→ WHAT YOU ARE ASKED TO DO: All of the data should be reproduced word for word, though its pictures must be omitted.

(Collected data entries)
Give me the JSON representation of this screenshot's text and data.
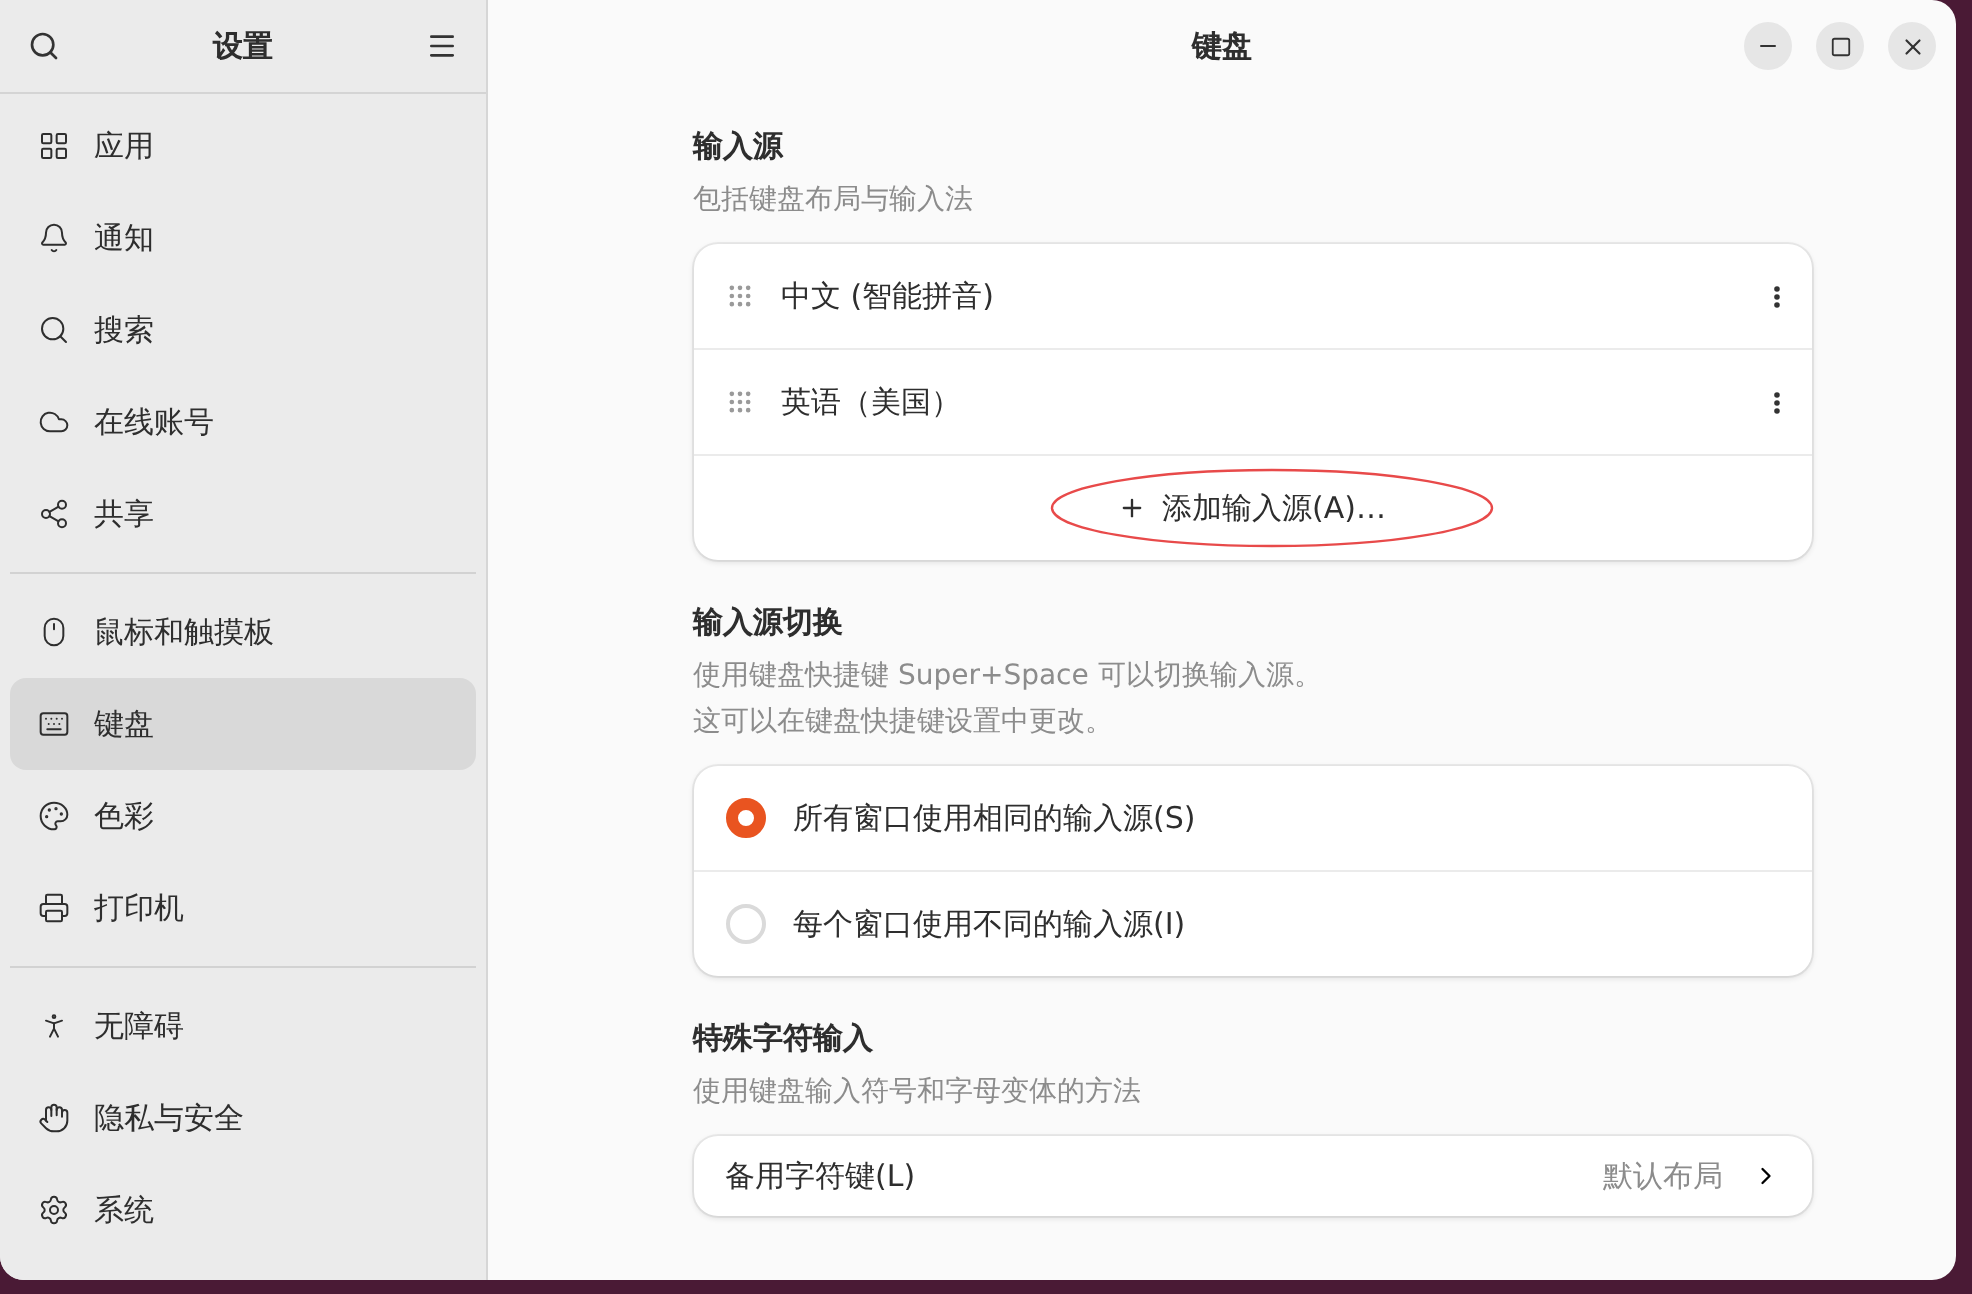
{
  "sidebar": {
    "title": "设置",
    "groups": [
      [
        {
          "label": "应用",
          "selected": false
        },
        {
          "label": "通知",
          "selected": false
        },
        {
          "label": "搜索",
          "selected": false
        },
        {
          "label": "在线账号",
          "selected": false
        },
        {
          "label": "共享",
          "selected": false
        }
      ],
      [
        {
          "label": "鼠标和触摸板",
          "selected": false
        },
        {
          "label": "键盘",
          "selected": true
        },
        {
          "label": "色彩",
          "selected": false
        },
        {
          "label": "打印机",
          "selected": false
        }
      ],
      [
        {
          "label": "无障碍",
          "selected": false
        },
        {
          "label": "隐私与安全",
          "selected": false
        },
        {
          "label": "系统",
          "selected": false
        }
      ]
    ]
  },
  "window": {
    "title": "键盘"
  },
  "input_sources": {
    "title": "输入源",
    "subtitle": "包括键盘布局与输入法",
    "items": [
      "中文 (智能拼音)",
      "英语（美国）"
    ],
    "add_button": "添加输入源(A)…"
  },
  "switching": {
    "title": "输入源切换",
    "description": [
      "使用键盘快捷键 Super+Space 可以切换输入源。",
      "这可以在键盘快捷键设置中更改。"
    ],
    "options": [
      {
        "label": "所有窗口使用相同的输入源(S)",
        "selected": true
      },
      {
        "label": "每个窗口使用不同的输入源(I)",
        "selected": false
      }
    ]
  },
  "special_chars": {
    "title": "特殊字符输入",
    "subtitle": "使用键盘输入符号和字母变体的方法",
    "rows": [
      {
        "label": "备用字符键(L)",
        "value": "默认布局"
      }
    ]
  }
}
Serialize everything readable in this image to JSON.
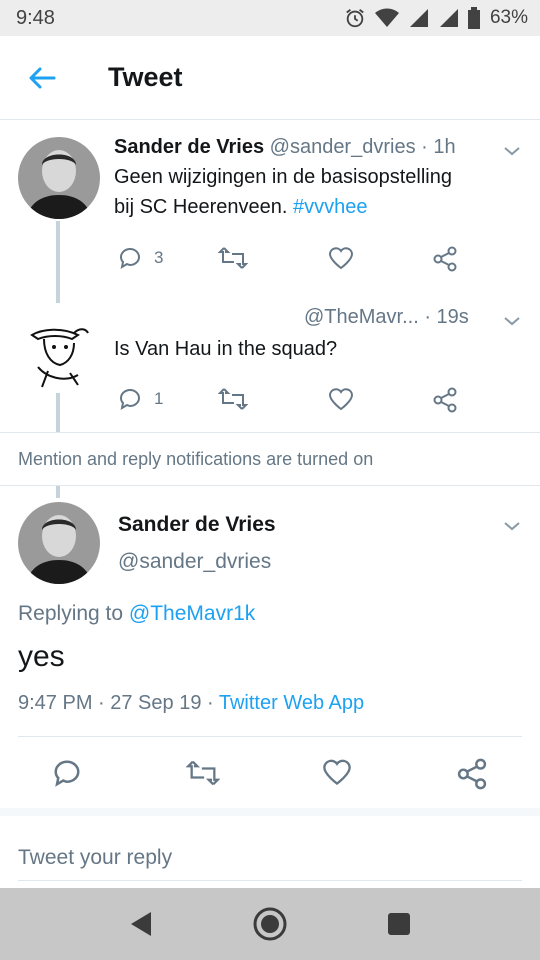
{
  "status": {
    "time": "9:48",
    "battery": "63%"
  },
  "header": {
    "title": "Tweet"
  },
  "thread": [
    {
      "name": "Sander de Vries",
      "handle": "@sander_dvries",
      "age": "· 1h",
      "text_lines": [
        "Geen wijzigingen in de basisopstelling",
        "bij SC Heerenveen. "
      ],
      "hashtag": "#vvvhee",
      "reply_count": "3"
    },
    {
      "handle": "@TheMavr...",
      "age": "· 19s",
      "text": "Is Van Hau in the squad?",
      "reply_count": "1"
    }
  ],
  "notification": "Mention and reply notifications are turned on",
  "focus": {
    "name": "Sander de Vries",
    "handle": "@sander_dvries",
    "replying_prefix": "Replying to ",
    "replying_to": "@TheMavr1k",
    "text": "yes",
    "meta": "9:47 PM · 27 Sep 19 · ",
    "source": "Twitter Web App"
  },
  "reply_box": {
    "placeholder": "Tweet your reply"
  },
  "colors": {
    "accent": "#1da1f2",
    "muted": "#657786",
    "text": "#14171a"
  },
  "icons": [
    "back-arrow-icon",
    "reply-icon",
    "retweet-icon",
    "like-icon",
    "share-icon",
    "chevron-down-icon",
    "alarm-icon",
    "wifi-icon",
    "signal-icon",
    "battery-icon"
  ]
}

→ RESULT:
Give me the JSON representation of this screenshot's text and data.
{
  "sidebar": {
    "title": "设置",
    "groups": [
      [
        {
          "label": "应用",
          "selected": false
        },
        {
          "label": "通知",
          "selected": false
        },
        {
          "label": "搜索",
          "selected": false
        },
        {
          "label": "在线账号",
          "selected": false
        },
        {
          "label": "共享",
          "selected": false
        }
      ],
      [
        {
          "label": "鼠标和触摸板",
          "selected": false
        },
        {
          "label": "键盘",
          "selected": true
        },
        {
          "label": "色彩",
          "selected": false
        },
        {
          "label": "打印机",
          "selected": false
        }
      ],
      [
        {
          "label": "无障碍",
          "selected": false
        },
        {
          "label": "隐私与安全",
          "selected": false
        },
        {
          "label": "系统",
          "selected": false
        }
      ]
    ]
  },
  "window": {
    "title": "键盘"
  },
  "input_sources": {
    "title": "输入源",
    "subtitle": "包括键盘布局与输入法",
    "items": [
      "中文 (智能拼音)",
      "英语（美国）"
    ],
    "add_button": "添加输入源(A)…"
  },
  "switching": {
    "title": "输入源切换",
    "description": [
      "使用键盘快捷键 Super+Space 可以切换输入源。",
      "这可以在键盘快捷键设置中更改。"
    ],
    "options": [
      {
        "label": "所有窗口使用相同的输入源(S)",
        "selected": true
      },
      {
        "label": "每个窗口使用不同的输入源(I)",
        "selected": false
      }
    ]
  },
  "special_chars": {
    "title": "特殊字符输入",
    "subtitle": "使用键盘输入符号和字母变体的方法",
    "rows": [
      {
        "label": "备用字符键(L)",
        "value": "默认布局"
      }
    ]
  }
}
Serialize everything readable in this image to JSON.
{
  "status": {
    "time": "9:48",
    "battery": "63%"
  },
  "header": {
    "title": "Tweet"
  },
  "thread": [
    {
      "name": "Sander de Vries",
      "handle": "@sander_dvries",
      "age": "· 1h",
      "text_lines": [
        "Geen wijzigingen in de basisopstelling",
        "bij SC Heerenveen. "
      ],
      "hashtag": "#vvvhee",
      "reply_count": "3"
    },
    {
      "handle": "@TheMavr...",
      "age": "· 19s",
      "text": "Is Van Hau in the squad?",
      "reply_count": "1"
    }
  ],
  "notification": "Mention and reply notifications are turned on",
  "focus": {
    "name": "Sander de Vries",
    "handle": "@sander_dvries",
    "replying_prefix": "Replying to ",
    "replying_to": "@TheMavr1k",
    "text": "yes",
    "meta": "9:47 PM · 27 Sep 19 · ",
    "source": "Twitter Web App"
  },
  "reply_box": {
    "placeholder": "Tweet your reply"
  },
  "colors": {
    "accent": "#1da1f2",
    "muted": "#657786",
    "text": "#14171a"
  },
  "icons": [
    "back-arrow-icon",
    "reply-icon",
    "retweet-icon",
    "like-icon",
    "share-icon",
    "chevron-down-icon",
    "alarm-icon",
    "wifi-icon",
    "signal-icon",
    "battery-icon"
  ]
}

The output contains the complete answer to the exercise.